** Interface dataset entries **
◆ ◆ ◆ ◆ ◆
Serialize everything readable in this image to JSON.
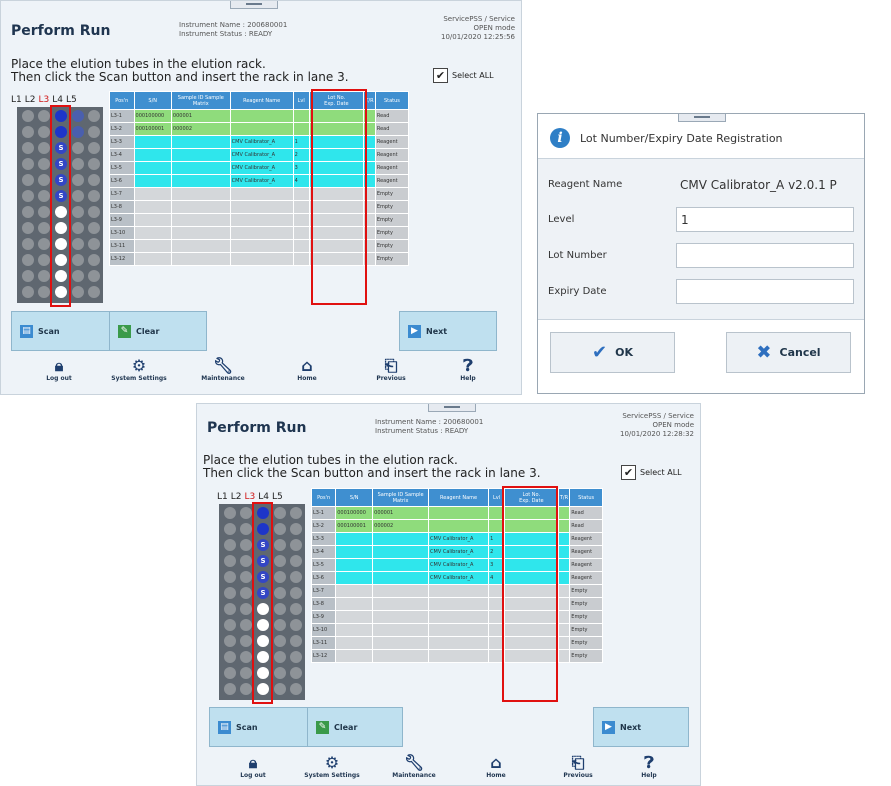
{
  "screen1": {
    "title": "Perform Run",
    "instrument_name": "Instrument Name : 200680001",
    "instrument_status": "Instrument Status : READY",
    "user": "ServicePSS / Service",
    "mode": "OPEN mode",
    "datetime": "10/01/2020 12:25:56",
    "instruction_line1": "Place the elution tubes in the elution rack.",
    "instruction_line2": "Then click the Scan button and insert the rack in lane 3.",
    "select_all": "Select ALL",
    "lot_column": {
      "lot": "Lot No.",
      "exp": "Exp. Date"
    },
    "rows": [
      {
        "pos": "L3-1",
        "sn": "000100000",
        "sample": "000001",
        "reagent": "",
        "lvl": "",
        "lot": "",
        "st": "Read"
      },
      {
        "pos": "L3-2",
        "sn": "000100001",
        "sample": "000002",
        "reagent": "",
        "lvl": "",
        "lot": "",
        "st": "Read"
      },
      {
        "pos": "L3-3",
        "sn": "",
        "sample": "",
        "reagent": "CMV Calibrator_A",
        "lvl": "1",
        "lot": "",
        "st": "Reagent"
      },
      {
        "pos": "L3-4",
        "sn": "",
        "sample": "",
        "reagent": "CMV Calibrator_A",
        "lvl": "2",
        "lot": "",
        "st": "Reagent"
      },
      {
        "pos": "L3-5",
        "sn": "",
        "sample": "",
        "reagent": "CMV Calibrator_A",
        "lvl": "3",
        "lot": "",
        "st": "Reagent"
      },
      {
        "pos": "L3-6",
        "sn": "",
        "sample": "",
        "reagent": "CMV Calibrator_A",
        "lvl": "4",
        "lot": "",
        "st": "Reagent"
      },
      {
        "pos": "L3-7",
        "sn": "",
        "sample": "",
        "reagent": "",
        "lvl": "",
        "lot": "",
        "st": "Empty"
      },
      {
        "pos": "L3-8",
        "sn": "",
        "sample": "",
        "reagent": "",
        "lvl": "",
        "lot": "",
        "st": "Empty"
      },
      {
        "pos": "L3-9",
        "sn": "",
        "sample": "",
        "reagent": "",
        "lvl": "",
        "lot": "",
        "st": "Empty"
      },
      {
        "pos": "L3-10",
        "sn": "",
        "sample": "",
        "reagent": "",
        "lvl": "",
        "lot": "",
        "st": "Empty"
      },
      {
        "pos": "L3-11",
        "sn": "",
        "sample": "",
        "reagent": "",
        "lvl": "",
        "lot": "",
        "st": "Empty"
      },
      {
        "pos": "L3-12",
        "sn": "",
        "sample": "",
        "reagent": "",
        "lvl": "",
        "lot": "",
        "st": "Empty"
      }
    ]
  },
  "screen2": {
    "title": "Perform Run",
    "instrument_name": "Instrument Name : 200680001",
    "instrument_status": "Instrument Status : READY",
    "user": "ServicePSS / Service",
    "mode": "OPEN mode",
    "datetime": "10/01/2020 12:28:32",
    "instruction_line1": "Place the elution tubes in the elution rack.",
    "instruction_line2": "Then click the Scan button and insert the rack in lane 3.",
    "select_all": "Select ALL",
    "lot_column": {
      "lot": "Lot No.",
      "exp": "Exp. Date"
    },
    "rows": [
      {
        "pos": "L3-1",
        "sn": "000100000",
        "sample": "000001",
        "reagent": "",
        "lvl": "",
        "lot": "",
        "st": "Read"
      },
      {
        "pos": "L3-2",
        "sn": "000100001",
        "sample": "000002",
        "reagent": "",
        "lvl": "",
        "lot": "",
        "st": "Read"
      },
      {
        "pos": "L3-3",
        "sn": "",
        "sample": "",
        "reagent": "CMV Calibrator_A",
        "lvl": "1",
        "lot": "",
        "st": "Reagent"
      },
      {
        "pos": "L3-4",
        "sn": "",
        "sample": "",
        "reagent": "CMV Calibrator_A",
        "lvl": "2",
        "lot": "",
        "st": "Reagent"
      },
      {
        "pos": "L3-5",
        "sn": "",
        "sample": "",
        "reagent": "CMV Calibrator_A",
        "lvl": "3",
        "lot": "",
        "st": "Reagent"
      },
      {
        "pos": "L3-6",
        "sn": "",
        "sample": "",
        "reagent": "CMV Calibrator_A",
        "lvl": "4",
        "lot": "",
        "st": "Reagent"
      },
      {
        "pos": "L3-7",
        "sn": "",
        "sample": "",
        "reagent": "",
        "lvl": "",
        "lot": "",
        "st": "Empty"
      },
      {
        "pos": "L3-8",
        "sn": "",
        "sample": "",
        "reagent": "",
        "lvl": "",
        "lot": "",
        "st": "Empty"
      },
      {
        "pos": "L3-9",
        "sn": "",
        "sample": "",
        "reagent": "",
        "lvl": "",
        "lot": "",
        "st": "Empty"
      },
      {
        "pos": "L3-10",
        "sn": "",
        "sample": "",
        "reagent": "",
        "lvl": "",
        "lot": "",
        "st": "Empty"
      },
      {
        "pos": "L3-11",
        "sn": "",
        "sample": "",
        "reagent": "",
        "lvl": "",
        "lot": "",
        "st": "Empty"
      },
      {
        "pos": "L3-12",
        "sn": "",
        "sample": "",
        "reagent": "",
        "lvl": "",
        "lot": "",
        "st": "Empty"
      }
    ]
  },
  "table_headers": {
    "pos": "Pos'n",
    "sn": "S/N",
    "sample": "Sample ID Sample Matrix",
    "reagent": "Reagent Name",
    "lvl": "Lvl",
    "tr": "T/R",
    "status": "Status"
  },
  "lanes": [
    "L1",
    "L2",
    "L3",
    "L4",
    "L5"
  ],
  "buttons": {
    "scan": "Scan",
    "clear": "Clear",
    "next": "Next"
  },
  "footer": {
    "logout": "Log out",
    "settings": "System Settings",
    "maintenance": "Maintenance",
    "home": "Home",
    "previous": "Previous",
    "help": "Help"
  },
  "dialog": {
    "title": "Lot Number/Expiry Date Registration",
    "reagent_label": "Reagent Name",
    "reagent_value": "CMV Calibrator_A v2.0.1 P",
    "level_label": "Level",
    "level_value": "1",
    "lot_label": "Lot Number",
    "lot_value": "",
    "expiry_label": "Expiry Date",
    "expiry_value": "",
    "ok": "OK",
    "cancel": "Cancel"
  },
  "colors": {
    "accent": "#3f8fd0",
    "read_row": "#8fdc7c",
    "reagent_row": "#2fe6ec",
    "empty_row": "#d4d7da",
    "highlight": "#e01010"
  }
}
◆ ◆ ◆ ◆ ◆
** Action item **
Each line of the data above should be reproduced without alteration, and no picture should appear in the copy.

** Output for this task **
Serialize everything readable in this image to JSON.
{
  "screen1": {
    "title": "Perform Run",
    "instrument_name": "Instrument Name : 200680001",
    "instrument_status": "Instrument Status : READY",
    "user": "ServicePSS / Service",
    "mode": "OPEN mode",
    "datetime": "10/01/2020 12:25:56",
    "instruction_line1": "Place the elution tubes in the elution rack.",
    "instruction_line2": "Then click the Scan button and insert the rack in lane 3.",
    "select_all": "Select ALL",
    "lot_column": {
      "lot": "Lot No.",
      "exp": "Exp. Date"
    },
    "rows": [
      {
        "pos": "L3-1",
        "sn": "000100000",
        "sample": "000001",
        "reagent": "",
        "lvl": "",
        "lot": "",
        "st": "Read"
      },
      {
        "pos": "L3-2",
        "sn": "000100001",
        "sample": "000002",
        "reagent": "",
        "lvl": "",
        "lot": "",
        "st": "Read"
      },
      {
        "pos": "L3-3",
        "sn": "",
        "sample": "",
        "reagent": "CMV Calibrator_A",
        "lvl": "1",
        "lot": "",
        "st": "Reagent"
      },
      {
        "pos": "L3-4",
        "sn": "",
        "sample": "",
        "reagent": "CMV Calibrator_A",
        "lvl": "2",
        "lot": "",
        "st": "Reagent"
      },
      {
        "pos": "L3-5",
        "sn": "",
        "sample": "",
        "reagent": "CMV Calibrator_A",
        "lvl": "3",
        "lot": "",
        "st": "Reagent"
      },
      {
        "pos": "L3-6",
        "sn": "",
        "sample": "",
        "reagent": "CMV Calibrator_A",
        "lvl": "4",
        "lot": "",
        "st": "Reagent"
      },
      {
        "pos": "L3-7",
        "sn": "",
        "sample": "",
        "reagent": "",
        "lvl": "",
        "lot": "",
        "st": "Empty"
      },
      {
        "pos": "L3-8",
        "sn": "",
        "sample": "",
        "reagent": "",
        "lvl": "",
        "lot": "",
        "st": "Empty"
      },
      {
        "pos": "L3-9",
        "sn": "",
        "sample": "",
        "reagent": "",
        "lvl": "",
        "lot": "",
        "st": "Empty"
      },
      {
        "pos": "L3-10",
        "sn": "",
        "sample": "",
        "reagent": "",
        "lvl": "",
        "lot": "",
        "st": "Empty"
      },
      {
        "pos": "L3-11",
        "sn": "",
        "sample": "",
        "reagent": "",
        "lvl": "",
        "lot": "",
        "st": "Empty"
      },
      {
        "pos": "L3-12",
        "sn": "",
        "sample": "",
        "reagent": "",
        "lvl": "",
        "lot": "",
        "st": "Empty"
      }
    ]
  },
  "screen2": {
    "title": "Perform Run",
    "instrument_name": "Instrument Name : 200680001",
    "instrument_status": "Instrument Status : READY",
    "user": "ServicePSS / Service",
    "mode": "OPEN mode",
    "datetime": "10/01/2020 12:28:32",
    "instruction_line1": "Place the elution tubes in the elution rack.",
    "instruction_line2": "Then click the Scan button and insert the rack in lane 3.",
    "select_all": "Select ALL",
    "lot_column": {
      "lot": "Lot No.",
      "exp": "Exp. Date"
    },
    "rows": [
      {
        "pos": "L3-1",
        "sn": "000100000",
        "sample": "000001",
        "reagent": "",
        "lvl": "",
        "lot": "",
        "st": "Read"
      },
      {
        "pos": "L3-2",
        "sn": "000100001",
        "sample": "000002",
        "reagent": "",
        "lvl": "",
        "lot": "",
        "st": "Read"
      },
      {
        "pos": "L3-3",
        "sn": "",
        "sample": "",
        "reagent": "CMV Calibrator_A",
        "lvl": "1",
        "lot": "",
        "st": "Reagent"
      },
      {
        "pos": "L3-4",
        "sn": "",
        "sample": "",
        "reagent": "CMV Calibrator_A",
        "lvl": "2",
        "lot": "",
        "st": "Reagent"
      },
      {
        "pos": "L3-5",
        "sn": "",
        "sample": "",
        "reagent": "CMV Calibrator_A",
        "lvl": "3",
        "lot": "",
        "st": "Reagent"
      },
      {
        "pos": "L3-6",
        "sn": "",
        "sample": "",
        "reagent": "CMV Calibrator_A",
        "lvl": "4",
        "lot": "",
        "st": "Reagent"
      },
      {
        "pos": "L3-7",
        "sn": "",
        "sample": "",
        "reagent": "",
        "lvl": "",
        "lot": "",
        "st": "Empty"
      },
      {
        "pos": "L3-8",
        "sn": "",
        "sample": "",
        "reagent": "",
        "lvl": "",
        "lot": "",
        "st": "Empty"
      },
      {
        "pos": "L3-9",
        "sn": "",
        "sample": "",
        "reagent": "",
        "lvl": "",
        "lot": "",
        "st": "Empty"
      },
      {
        "pos": "L3-10",
        "sn": "",
        "sample": "",
        "reagent": "",
        "lvl": "",
        "lot": "",
        "st": "Empty"
      },
      {
        "pos": "L3-11",
        "sn": "",
        "sample": "",
        "reagent": "",
        "lvl": "",
        "lot": "",
        "st": "Empty"
      },
      {
        "pos": "L3-12",
        "sn": "",
        "sample": "",
        "reagent": "",
        "lvl": "",
        "lot": "",
        "st": "Empty"
      }
    ]
  },
  "table_headers": {
    "pos": "Pos'n",
    "sn": "S/N",
    "sample": "Sample ID Sample Matrix",
    "reagent": "Reagent Name",
    "lvl": "Lvl",
    "tr": "T/R",
    "status": "Status"
  },
  "lanes": [
    "L1",
    "L2",
    "L3",
    "L4",
    "L5"
  ],
  "buttons": {
    "scan": "Scan",
    "clear": "Clear",
    "next": "Next"
  },
  "footer": {
    "logout": "Log out",
    "settings": "System Settings",
    "maintenance": "Maintenance",
    "home": "Home",
    "previous": "Previous",
    "help": "Help"
  },
  "dialog": {
    "title": "Lot Number/Expiry Date Registration",
    "reagent_label": "Reagent Name",
    "reagent_value": "CMV Calibrator_A v2.0.1 P",
    "level_label": "Level",
    "level_value": "1",
    "lot_label": "Lot Number",
    "lot_value": "",
    "expiry_label": "Expiry Date",
    "expiry_value": "",
    "ok": "OK",
    "cancel": "Cancel"
  },
  "colors": {
    "accent": "#3f8fd0",
    "read_row": "#8fdc7c",
    "reagent_row": "#2fe6ec",
    "empty_row": "#d4d7da",
    "highlight": "#e01010"
  }
}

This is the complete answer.